Sometimes the decision to celebrate apart can be harder on the parents than on the students.
Tustin mother Carol Burby-Garrett said her family decided earlier this semester that son Jordan would stay at Reed College in Portland, Ore., for Thanksgiving because winter break starts in three weeks and it seemed too expensive to fly him home twice.
But lately, Burby-Garrett has had doubts about her family's long-distance Thanksgiving and has taken to mailing her son turkey-themed treats. Think turkey jerky and sugar cookies shaped like large poultry (she included a note to be sure Jordan would know what they were supposed to resemble).
"As the holiday gets closer, I'm having second thoughts about our decision. We will really miss him," she said. "He, on the other hand, will probably have a great time. Although he says he will miss us, I think he'll keep busy."
Several of her son's friends are remaining at school, too, she said, and one of the other mothers decided to visit and make a traditional turkey feast. "I feel a little better about it -- at least he gets a home-cooked meal," Burby-Garrett said.
Trent Fuenmayor, who attends Princeton University, and his family decided that he, too, would stay on campus this Thanksgiving because flying home to Downey for a couple days seemed like a waste with winter break starting Dec. 12. But as the holiday approached, mother Paige worried about not spending the day with her youngest son.
"We really thought about it, [but] we thought it's just too crazy for such a short amount of time," she said. "I'm very sad. It's going to be hard."
The bright side is that Trent Fuenmayor, 18, now has special plans on Thursday: He has been invited to Thanksgiving dinner with Princeton President Shirley M. Tilghman and her family. College presidents and faculty at many institutions regularly share Thanksgiving meals with orphaned students.
"I'm pretty excited," he said of the invitation. "It's at her house. I haven't met her in person." He recently finished midterms, so he is not overloaded with schoolwork over the holiday weekend.
But for students such as Alex Avery at Fordham University in New York City, staying on campus during the break gives them an opportunity to catch up. Hours of schoolwork can be tough to fit in a holiday weekend packed with visits with relatives and high-school friends.
"I have three essays due the day after Thanksgiving break," said Avery, 18, a political science major from Irvine.
For others, the biggest concern is the meal. Although some universities, including Princeton, keep some dining halls open for students who remain on campus, others such as UCLA and Chapman don't, leaving students to fend for themselves.
Genevieve Conroy, a junior at Pittsburgh, has published some advice on the basics of a dorm room Thanksgiving at collegejolt.com. She advises her fellow students about supermarket turkey, stuffing, mashed potatoes and other dishes that can be easily microwaved.

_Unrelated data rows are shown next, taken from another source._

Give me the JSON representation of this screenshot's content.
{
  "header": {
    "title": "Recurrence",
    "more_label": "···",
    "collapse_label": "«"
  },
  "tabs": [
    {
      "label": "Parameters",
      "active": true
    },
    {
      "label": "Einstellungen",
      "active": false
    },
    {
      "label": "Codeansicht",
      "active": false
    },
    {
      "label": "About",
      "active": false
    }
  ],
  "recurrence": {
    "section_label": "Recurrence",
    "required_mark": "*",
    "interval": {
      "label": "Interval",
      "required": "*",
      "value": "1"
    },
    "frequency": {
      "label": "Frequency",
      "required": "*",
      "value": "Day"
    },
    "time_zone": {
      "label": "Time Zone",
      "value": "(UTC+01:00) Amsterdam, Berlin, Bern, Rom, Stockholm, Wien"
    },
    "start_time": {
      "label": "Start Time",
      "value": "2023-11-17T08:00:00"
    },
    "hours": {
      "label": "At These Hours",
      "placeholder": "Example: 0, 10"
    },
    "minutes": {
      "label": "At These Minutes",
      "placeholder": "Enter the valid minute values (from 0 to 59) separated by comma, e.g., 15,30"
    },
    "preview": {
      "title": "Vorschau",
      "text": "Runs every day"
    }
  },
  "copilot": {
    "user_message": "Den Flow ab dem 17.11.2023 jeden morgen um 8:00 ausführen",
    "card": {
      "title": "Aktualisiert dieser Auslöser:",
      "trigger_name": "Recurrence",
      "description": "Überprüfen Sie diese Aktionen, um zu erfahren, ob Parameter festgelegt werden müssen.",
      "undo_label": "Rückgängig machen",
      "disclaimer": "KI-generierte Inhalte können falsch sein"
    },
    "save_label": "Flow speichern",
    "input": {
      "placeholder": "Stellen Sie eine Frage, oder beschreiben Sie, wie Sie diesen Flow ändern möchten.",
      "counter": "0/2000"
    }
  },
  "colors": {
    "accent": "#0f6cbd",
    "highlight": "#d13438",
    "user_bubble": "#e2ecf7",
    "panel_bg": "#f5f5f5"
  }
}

"This . . . will work perfectly in any dorm provided you have a microwave. (If not, I suggest you stop reading and start finding the closest place to order T-giving dinner because I can't help you)," Conroy wrote.
Roper, who only recently learned that her dining options would be limited for the holiday weekend, made a last-minute run to buy frozen pizza and potato chips. She had yet to decide what to do on Thanksgiving and was pondering visiting Disneyland or Knott's Berry Farm with friends. Although she misses home, she is thankful for at least one thing this holiday -- that she'll also miss the weather in her Idaho hometown, which will dip below freezing tonight.
"At home, I would be wearing a parka right now -- and I'm standing outside wearing flip-flops and a T-shirt," she said. "I'm so glad to be here."
Mehta is a Times staff writer.